[Website and app data records]
▼▼▼

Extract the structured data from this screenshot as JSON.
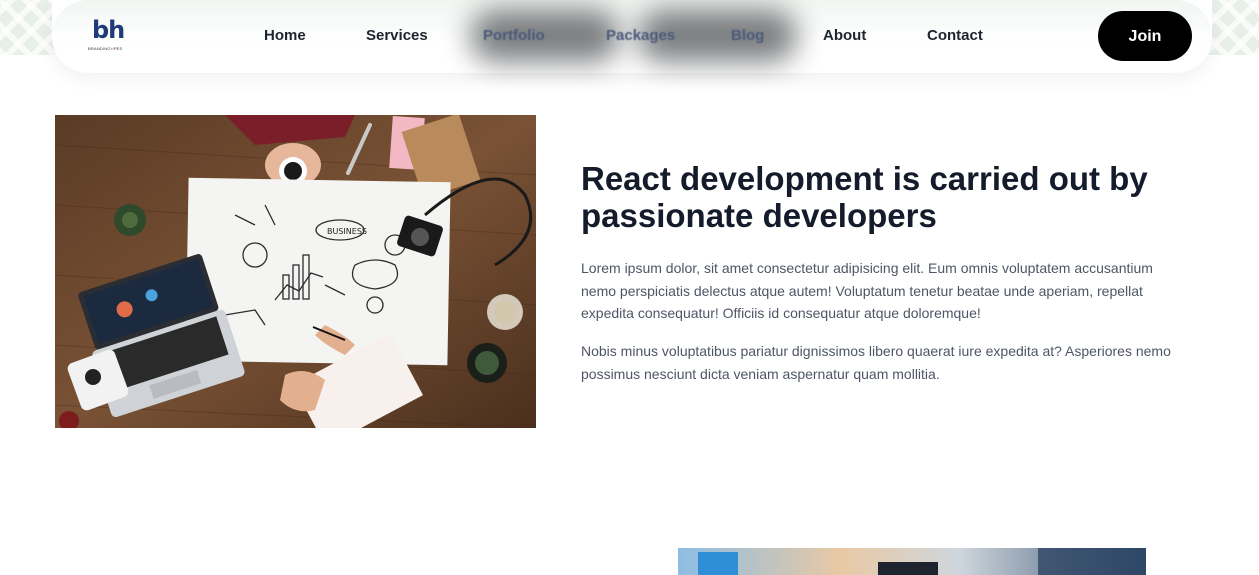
{
  "nav": {
    "logo_mark": "bh",
    "logo_sub_a": "BRANDING",
    "logo_sub_b": "H",
    "logo_sub_c": "PES",
    "links": [
      "Home",
      "Services",
      "Portfolio",
      "Packages",
      "Blog",
      "About",
      "Contact"
    ],
    "join_label": "Join"
  },
  "hero": {
    "headline": "React development is carried out by passionate developers",
    "paragraph_1": "Lorem ipsum dolor, sit amet consectetur adipisicing elit. Eum omnis voluptatem accusantium nemo perspiciatis delectus atque autem! Voluptatum tenetur beatae unde aperiam, repellat expedita consequatur! Officiis id consequatur atque doloremque!",
    "paragraph_2": "Nobis minus voluptatibus pariatur dignissimos libero quaerat iure expedita at? Asperiores nemo possimus nesciunt dicta veniam aspernatur quam mollitia.",
    "image_sign_text": "BUSINESS"
  },
  "colors": {
    "join_bg": "#000000",
    "headline": "#141b2b",
    "body_text": "#4e5666"
  }
}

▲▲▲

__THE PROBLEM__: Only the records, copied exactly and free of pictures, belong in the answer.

__REPLY TO THE EXERCISE__:
Extract the structured data from this screenshot as JSON.
{
  "nav": {
    "logo_mark": "bh",
    "logo_sub_a": "BRANDING",
    "logo_sub_b": "H",
    "logo_sub_c": "PES",
    "links": [
      "Home",
      "Services",
      "Portfolio",
      "Packages",
      "Blog",
      "About",
      "Contact"
    ],
    "join_label": "Join"
  },
  "hero": {
    "headline": "React development is carried out by passionate developers",
    "paragraph_1": "Lorem ipsum dolor, sit amet consectetur adipisicing elit. Eum omnis voluptatem accusantium nemo perspiciatis delectus atque autem! Voluptatum tenetur beatae unde aperiam, repellat expedita consequatur! Officiis id consequatur atque doloremque!",
    "paragraph_2": "Nobis minus voluptatibus pariatur dignissimos libero quaerat iure expedita at? Asperiores nemo possimus nesciunt dicta veniam aspernatur quam mollitia.",
    "image_sign_text": "BUSINESS"
  },
  "colors": {
    "join_bg": "#000000",
    "headline": "#141b2b",
    "body_text": "#4e5666"
  }
}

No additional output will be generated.